## Directions
The answer must be the full listing, retyped exactly.
■ ■ ■
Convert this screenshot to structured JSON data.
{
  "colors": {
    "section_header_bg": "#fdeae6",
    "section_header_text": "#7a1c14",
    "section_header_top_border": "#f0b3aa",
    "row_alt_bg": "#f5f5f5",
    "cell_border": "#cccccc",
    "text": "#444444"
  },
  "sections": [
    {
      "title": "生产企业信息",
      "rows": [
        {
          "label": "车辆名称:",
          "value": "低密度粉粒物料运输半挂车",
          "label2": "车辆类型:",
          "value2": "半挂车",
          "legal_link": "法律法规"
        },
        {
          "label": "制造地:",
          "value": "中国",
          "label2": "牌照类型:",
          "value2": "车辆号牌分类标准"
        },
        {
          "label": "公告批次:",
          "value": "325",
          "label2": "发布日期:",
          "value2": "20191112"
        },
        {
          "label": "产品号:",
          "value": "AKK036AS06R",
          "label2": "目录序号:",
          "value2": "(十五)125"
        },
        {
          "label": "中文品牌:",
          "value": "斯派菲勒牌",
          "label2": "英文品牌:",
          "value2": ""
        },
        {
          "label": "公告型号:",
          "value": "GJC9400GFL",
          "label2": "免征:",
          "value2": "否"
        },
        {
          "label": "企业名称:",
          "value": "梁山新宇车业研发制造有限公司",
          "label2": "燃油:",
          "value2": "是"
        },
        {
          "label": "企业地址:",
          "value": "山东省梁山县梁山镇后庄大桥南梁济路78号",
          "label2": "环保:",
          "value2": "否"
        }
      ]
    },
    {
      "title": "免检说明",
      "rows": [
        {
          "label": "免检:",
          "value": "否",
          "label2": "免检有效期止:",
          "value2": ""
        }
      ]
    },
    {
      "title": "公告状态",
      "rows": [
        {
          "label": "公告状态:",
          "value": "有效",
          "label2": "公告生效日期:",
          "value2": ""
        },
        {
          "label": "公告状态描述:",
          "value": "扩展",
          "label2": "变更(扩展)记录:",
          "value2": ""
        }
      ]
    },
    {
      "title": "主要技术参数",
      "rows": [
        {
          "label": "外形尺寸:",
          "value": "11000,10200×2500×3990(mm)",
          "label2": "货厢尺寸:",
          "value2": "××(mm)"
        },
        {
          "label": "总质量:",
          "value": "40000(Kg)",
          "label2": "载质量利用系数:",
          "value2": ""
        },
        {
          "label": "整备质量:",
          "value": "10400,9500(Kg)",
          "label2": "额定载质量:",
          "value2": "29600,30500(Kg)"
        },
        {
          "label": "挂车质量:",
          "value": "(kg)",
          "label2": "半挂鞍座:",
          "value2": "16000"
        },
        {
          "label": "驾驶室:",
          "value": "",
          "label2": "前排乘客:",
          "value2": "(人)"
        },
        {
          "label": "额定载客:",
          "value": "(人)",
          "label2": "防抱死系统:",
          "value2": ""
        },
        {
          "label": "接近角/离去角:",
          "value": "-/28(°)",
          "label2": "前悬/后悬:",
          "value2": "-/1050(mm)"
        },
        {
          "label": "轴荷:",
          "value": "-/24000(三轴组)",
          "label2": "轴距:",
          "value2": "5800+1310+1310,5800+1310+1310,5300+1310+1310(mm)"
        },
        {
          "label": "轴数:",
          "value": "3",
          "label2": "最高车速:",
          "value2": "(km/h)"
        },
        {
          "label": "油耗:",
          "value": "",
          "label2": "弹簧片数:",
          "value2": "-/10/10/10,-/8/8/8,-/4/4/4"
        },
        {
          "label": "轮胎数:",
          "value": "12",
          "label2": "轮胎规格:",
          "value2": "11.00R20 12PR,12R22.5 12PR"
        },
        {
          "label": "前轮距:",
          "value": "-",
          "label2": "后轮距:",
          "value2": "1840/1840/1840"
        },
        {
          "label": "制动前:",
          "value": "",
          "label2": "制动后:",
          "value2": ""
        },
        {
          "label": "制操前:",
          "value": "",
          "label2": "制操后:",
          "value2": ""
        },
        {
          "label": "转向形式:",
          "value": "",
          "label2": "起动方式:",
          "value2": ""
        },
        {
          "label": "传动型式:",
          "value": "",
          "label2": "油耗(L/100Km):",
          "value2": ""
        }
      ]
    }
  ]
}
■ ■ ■
## Answer area
Convert this screenshot to structured JSON data.
{
  "colors": {
    "section_header_bg": "#fdeae6",
    "section_header_text": "#7a1c14",
    "section_header_top_border": "#f0b3aa",
    "row_alt_bg": "#f5f5f5",
    "cell_border": "#cccccc",
    "text": "#444444"
  },
  "sections": [
    {
      "title": "生产企业信息",
      "rows": [
        {
          "label": "车辆名称:",
          "value": "低密度粉粒物料运输半挂车",
          "label2": "车辆类型:",
          "value2": "半挂车",
          "legal_link": "法律法规"
        },
        {
          "label": "制造地:",
          "value": "中国",
          "label2": "牌照类型:",
          "value2": "车辆号牌分类标准"
        },
        {
          "label": "公告批次:",
          "value": "325",
          "label2": "发布日期:",
          "value2": "20191112"
        },
        {
          "label": "产品号:",
          "value": "AKK036AS06R",
          "label2": "目录序号:",
          "value2": "(十五)125"
        },
        {
          "label": "中文品牌:",
          "value": "斯派菲勒牌",
          "label2": "英文品牌:",
          "value2": ""
        },
        {
          "label": "公告型号:",
          "value": "GJC9400GFL",
          "label2": "免征:",
          "value2": "否"
        },
        {
          "label": "企业名称:",
          "value": "梁山新宇车业研发制造有限公司",
          "label2": "燃油:",
          "value2": "是"
        },
        {
          "label": "企业地址:",
          "value": "山东省梁山县梁山镇后庄大桥南梁济路78号",
          "label2": "环保:",
          "value2": "否"
        }
      ]
    },
    {
      "title": "免检说明",
      "rows": [
        {
          "label": "免检:",
          "value": "否",
          "label2": "免检有效期止:",
          "value2": ""
        }
      ]
    },
    {
      "title": "公告状态",
      "rows": [
        {
          "label": "公告状态:",
          "value": "有效",
          "label2": "公告生效日期:",
          "value2": ""
        },
        {
          "label": "公告状态描述:",
          "value": "扩展",
          "label2": "变更(扩展)记录:",
          "value2": ""
        }
      ]
    },
    {
      "title": "主要技术参数",
      "rows": [
        {
          "label": "外形尺寸:",
          "value": "11000,10200×2500×3990(mm)",
          "label2": "货厢尺寸:",
          "value2": "××(mm)"
        },
        {
          "label": "总质量:",
          "value": "40000(Kg)",
          "label2": "载质量利用系数:",
          "value2": ""
        },
        {
          "label": "整备质量:",
          "value": "10400,9500(Kg)",
          "label2": "额定载质量:",
          "value2": "29600,30500(Kg)"
        },
        {
          "label": "挂车质量:",
          "value": "(kg)",
          "label2": "半挂鞍座:",
          "value2": "16000"
        },
        {
          "label": "驾驶室:",
          "value": "",
          "label2": "前排乘客:",
          "value2": "(人)"
        },
        {
          "label": "额定载客:",
          "value": "(人)",
          "label2": "防抱死系统:",
          "value2": ""
        },
        {
          "label": "接近角/离去角:",
          "value": "-/28(°)",
          "label2": "前悬/后悬:",
          "value2": "-/1050(mm)"
        },
        {
          "label": "轴荷:",
          "value": "-/24000(三轴组)",
          "label2": "轴距:",
          "value2": "5800+1310+1310,5800+1310+1310,5300+1310+1310(mm)"
        },
        {
          "label": "轴数:",
          "value": "3",
          "label2": "最高车速:",
          "value2": "(km/h)"
        },
        {
          "label": "油耗:",
          "value": "",
          "label2": "弹簧片数:",
          "value2": "-/10/10/10,-/8/8/8,-/4/4/4"
        },
        {
          "label": "轮胎数:",
          "value": "12",
          "label2": "轮胎规格:",
          "value2": "11.00R20 12PR,12R22.5 12PR"
        },
        {
          "label": "前轮距:",
          "value": "-",
          "label2": "后轮距:",
          "value2": "1840/1840/1840"
        },
        {
          "label": "制动前:",
          "value": "",
          "label2": "制动后:",
          "value2": ""
        },
        {
          "label": "制操前:",
          "value": "",
          "label2": "制操后:",
          "value2": ""
        },
        {
          "label": "转向形式:",
          "value": "",
          "label2": "起动方式:",
          "value2": ""
        },
        {
          "label": "传动型式:",
          "value": "",
          "label2": "油耗(L/100Km):",
          "value2": ""
        }
      ]
    }
  ]
}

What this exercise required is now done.